■ **YOUR INSTRUCTIONS**
Give only a number in reply. It should be how many lines in the records contain the string "Order".

■ **DATA FOR THIS EXERCISE**
------
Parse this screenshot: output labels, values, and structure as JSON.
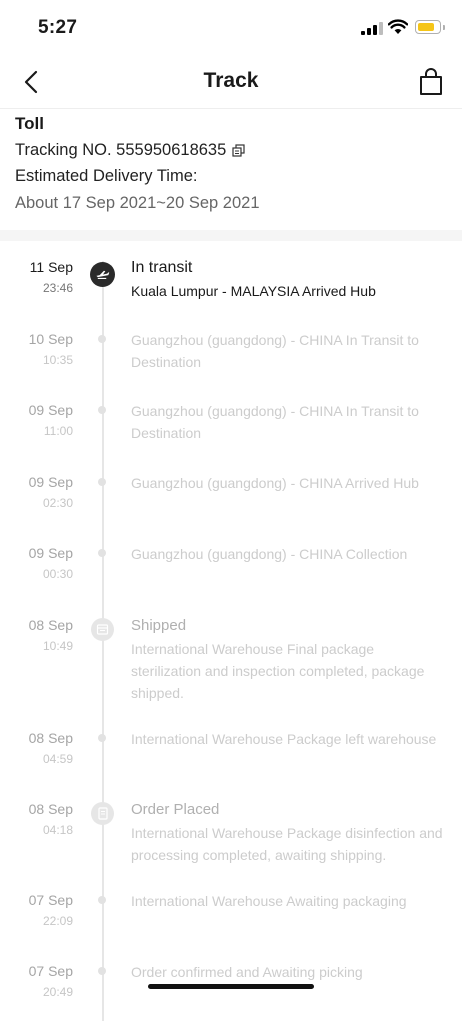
{
  "status_bar": {
    "time": "5:27"
  },
  "nav": {
    "title": "Track"
  },
  "shipment": {
    "carrier": "Toll",
    "tracking_label": "Tracking NO.",
    "tracking_number": "555950618635",
    "estimated_label": "Estimated Delivery Time:",
    "estimated_range": "About 17 Sep 2021~20 Sep 2021"
  },
  "timeline": [
    {
      "date": "11 Sep",
      "time": "23:46",
      "status": "In transit",
      "description": "Kuala Lumpur - MALAYSIA Arrived Hub",
      "icon": "airplane-icon",
      "active": true
    },
    {
      "date": "10 Sep",
      "time": "10:35",
      "status": "",
      "description": "Guangzhou (guangdong) - CHINA In Transit to Destination",
      "icon": "",
      "active": false
    },
    {
      "date": "09 Sep",
      "time": "11:00",
      "status": "",
      "description": "Guangzhou (guangdong) - CHINA In Transit to Destination",
      "icon": "",
      "active": false
    },
    {
      "date": "09 Sep",
      "time": "02:30",
      "status": "",
      "description": "Guangzhou (guangdong) - CHINA Arrived Hub",
      "icon": "",
      "active": false
    },
    {
      "date": "09 Sep",
      "time": "00:30",
      "status": "",
      "description": "Guangzhou (guangdong) - CHINA Collection",
      "icon": "",
      "active": false
    },
    {
      "date": "08 Sep",
      "time": "10:49",
      "status": "Shipped",
      "description": "International Warehouse Final package sterilization and inspection completed, package shipped.",
      "icon": "package-icon",
      "active": false
    },
    {
      "date": "08 Sep",
      "time": "04:59",
      "status": "",
      "description": "International Warehouse Package left warehouse",
      "icon": "",
      "active": false
    },
    {
      "date": "08 Sep",
      "time": "04:18",
      "status": "Order Placed",
      "description": "International Warehouse Package disinfection and processing completed, awaiting shipping.",
      "icon": "document-icon",
      "active": false
    },
    {
      "date": "07 Sep",
      "time": "22:09",
      "status": "",
      "description": "International Warehouse Awaiting packaging",
      "icon": "",
      "active": false
    },
    {
      "date": "07 Sep",
      "time": "20:49",
      "status": "",
      "description": "Order confirmed and Awaiting picking",
      "icon": "",
      "active": false
    }
  ]
}
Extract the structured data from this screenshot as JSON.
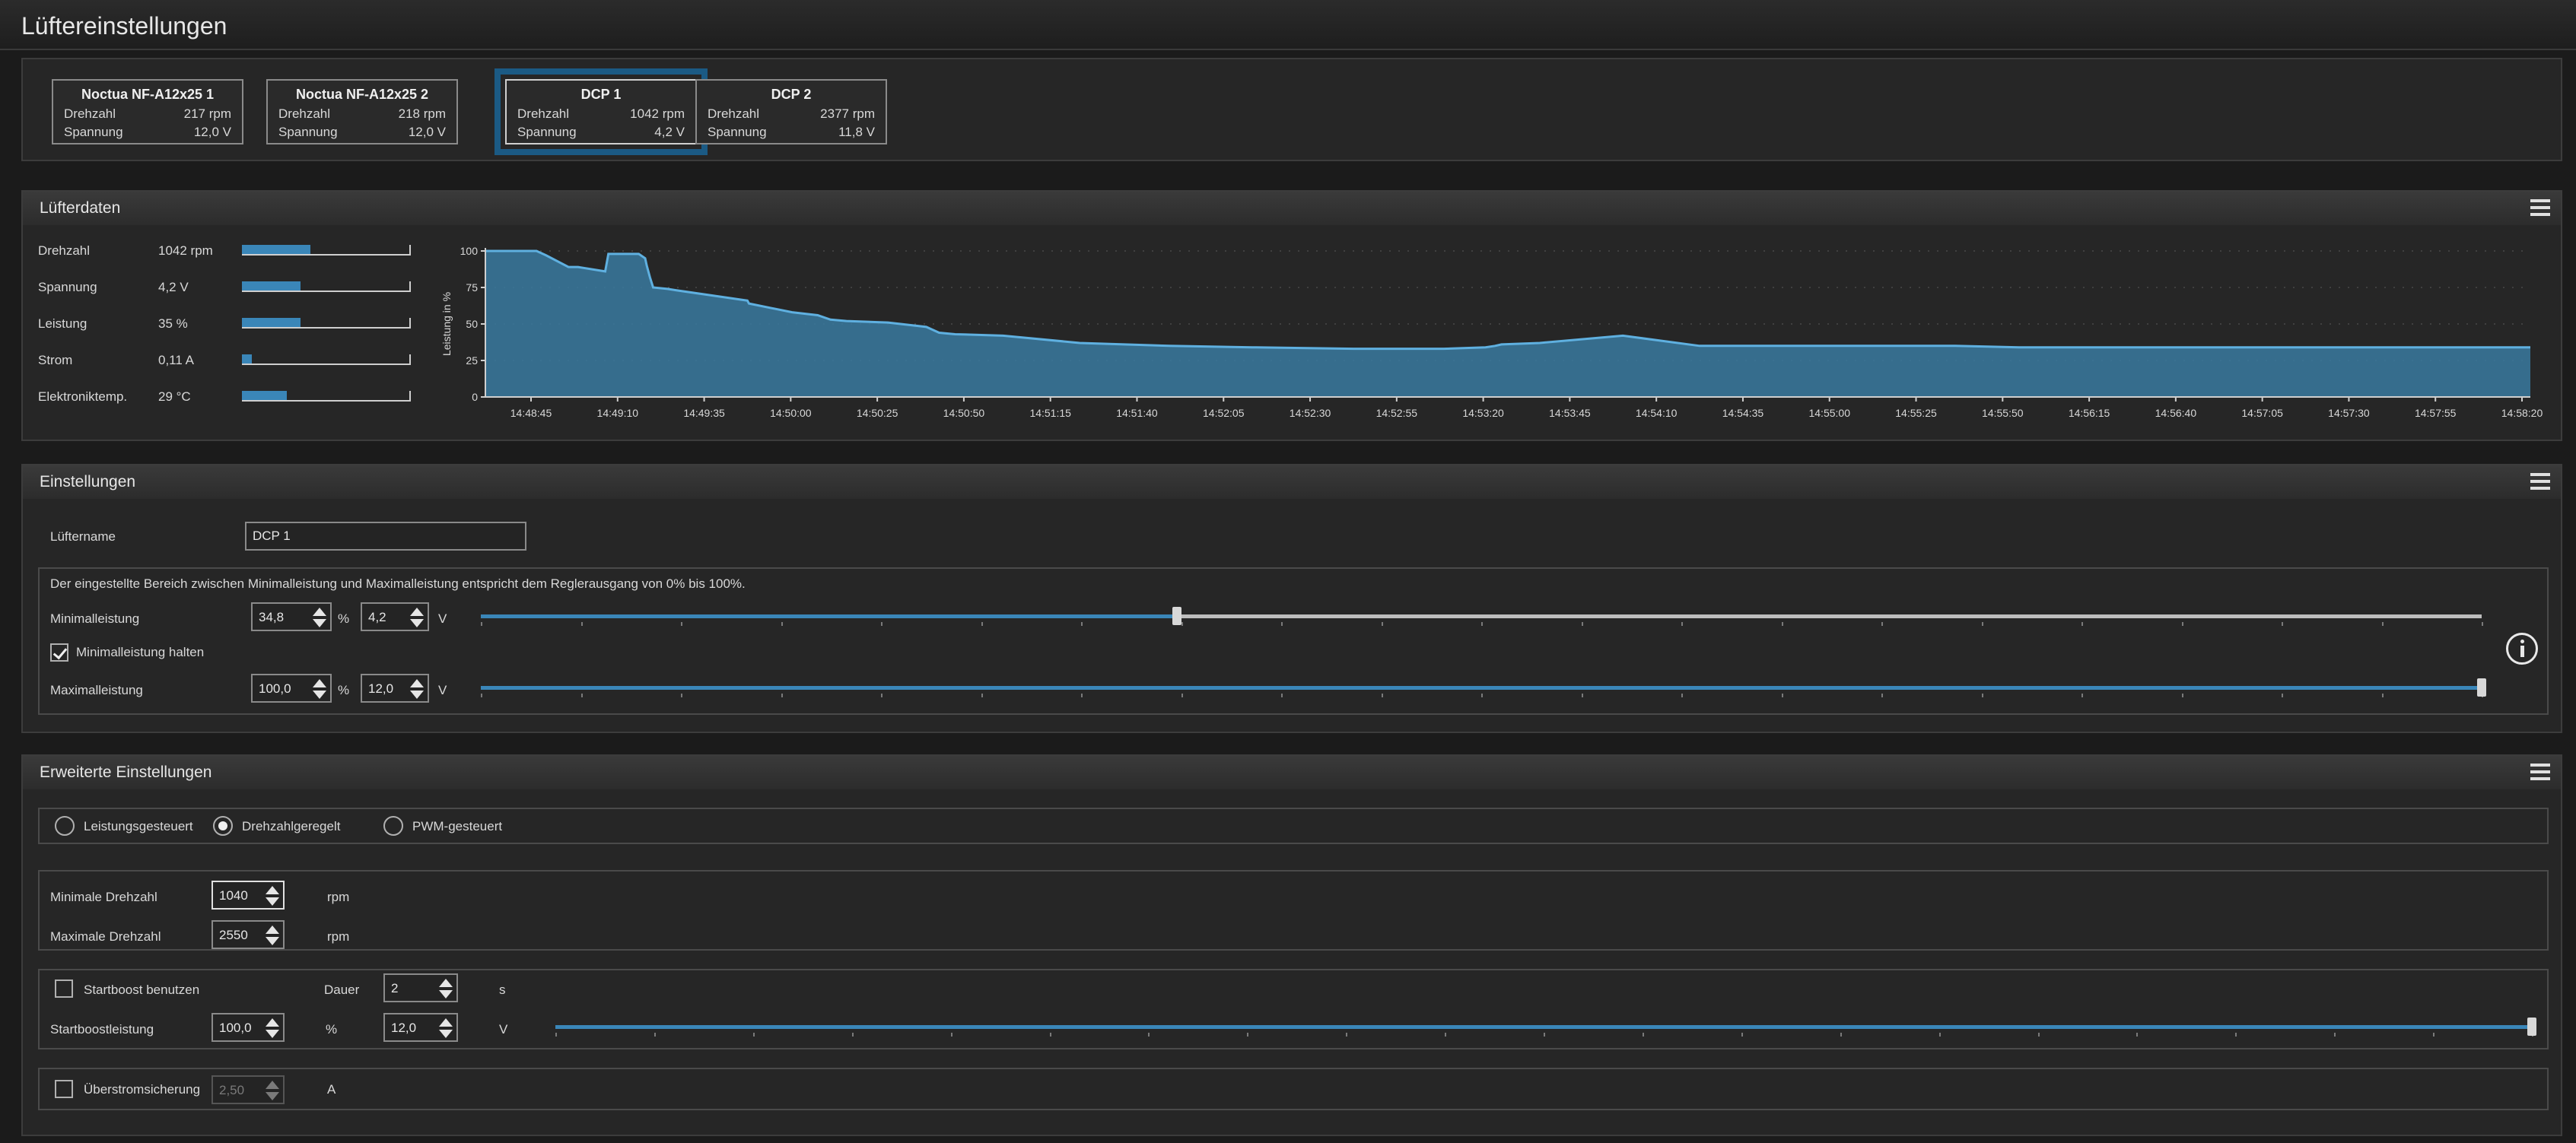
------
■ **YOUR SOLUTION**
2